“A watched pot never boils…and patients never die while someone sits vigil.” There are exceptions, though. This morning, just to prove to myself what I’d seen, I watched a pot come to a boil. But still, the adage is well-founded. It’s not something I would do very often.
The fact is, patients do most frequently die when alone. Some will hold on for that one last special visit. Some seem to remain long enough to hear the conclusion of a particularly interesting conversation. But it is in the little breaks in a vigil, when everyone leaves the bedside to see the new grandbaby, or the primary caregiver needs just one quick cigarette, or when a loved one comes away to the desk to escort the next shift’s visitor to the room…
Saturday, 2:00 p.m. – I was the one to find that he’d gone. The long-term care facility’s nurse had directed me to the room and said she’d be along in just a moment. She’d been sitting, reading to him, watching his breathing grow slower over the past half hour.Saturday, 9:00 a.m. – Some of the family had gathered at our favorite breakfast place. On our way out – “Would you mind stopping by to check on Dad? He’s not doing too well, and I know he’d love to see you.” I promised I would go after the funeral. After all, the request was made by a son just hours before his mother’s funeral. His mother and father had long-since divorced and remarried others. I’d buried the step-father some months earlier. So, that afternoon, I left the widow’s funeral for the local long-term care facility where I entered her ex-husband’s room to find that he’d died.
Saturday, 3:00 p.m. – Because I’ve trained for, served extensively at, and taught others in making an appropriate death notification, I was asked (and it seemed only right for me) to handle this one. I made a couple of phone calls to determine where the family had gathered before dispersing to their distant homes. As I drove to the hotel restaurant at which they’d gathered, I prayed that I would be able to gather the four men in order to break the news all at once. But the potential of one being in his hotel room, another in the bar, one at a table in the restaurant, and perhaps the fourth standing outside saying goodbye to friends or relatives…I imagined they might make assumptions about the purpose for my visit. I was prepared for a less-than-optimal situation.
But when I walked in, the four brothers were standing together, engaged in conversation with one another, with everyone else in rapt discussions around various tables, seemingly oblivious to my presence. The second youngest saw me, welcomed me, and asked if I had stopped off to see his dad. With just the four brothers, I was able to explain that I’d stopped by, that the nurse directed me to his current room, but when I spoke to him he was unresponsive and, in fact, I had called the nurse into the room to confirm my suspicions. “She did, and apparently in the couple of minutes he was alone, he had died.” (I try to, and train others to break the process down into seven gradually leading elements. Given the circumstances, I was very glad to come up with even six steps.)
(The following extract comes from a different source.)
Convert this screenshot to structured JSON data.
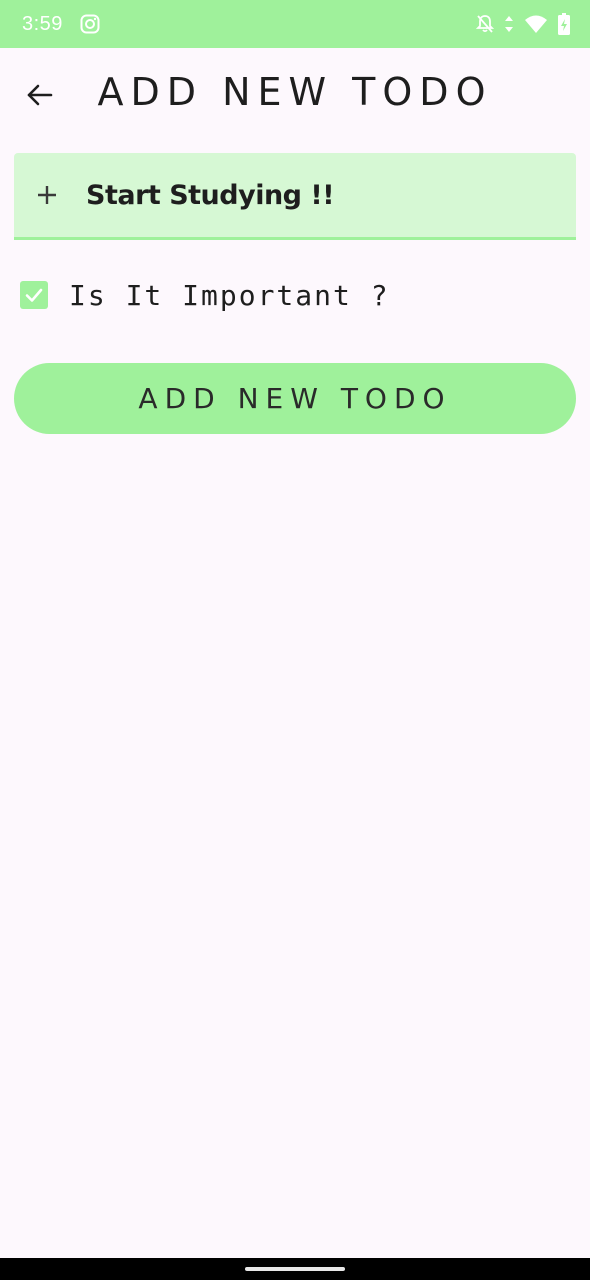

Shortly thereafter I found myself in the center of the hotel bar, joined hand-in-hand with a circle of thirty-some family and friends, praying with them. Having gathered to mourn and reminisce together, a new grief, anticipated but still shocking in its timing, was introduced. One of the daughters-in-law asked afterward, “Has anything like this ever happened to you before?” We were in good humor at that point, so I responded, “You mean, have I ever done a mother’s funeral, then left to visit the father, her ex-husband, been the one to find the body, come to the post-funeral family dinner and break the news of the second death to the family? No, I’m not sure that’s ever happened to anyone before.”
But this morning, I stood in my kitchen and watched a pot come to a boil. It’s not something I would do very often. But I’ll tell you why in part two.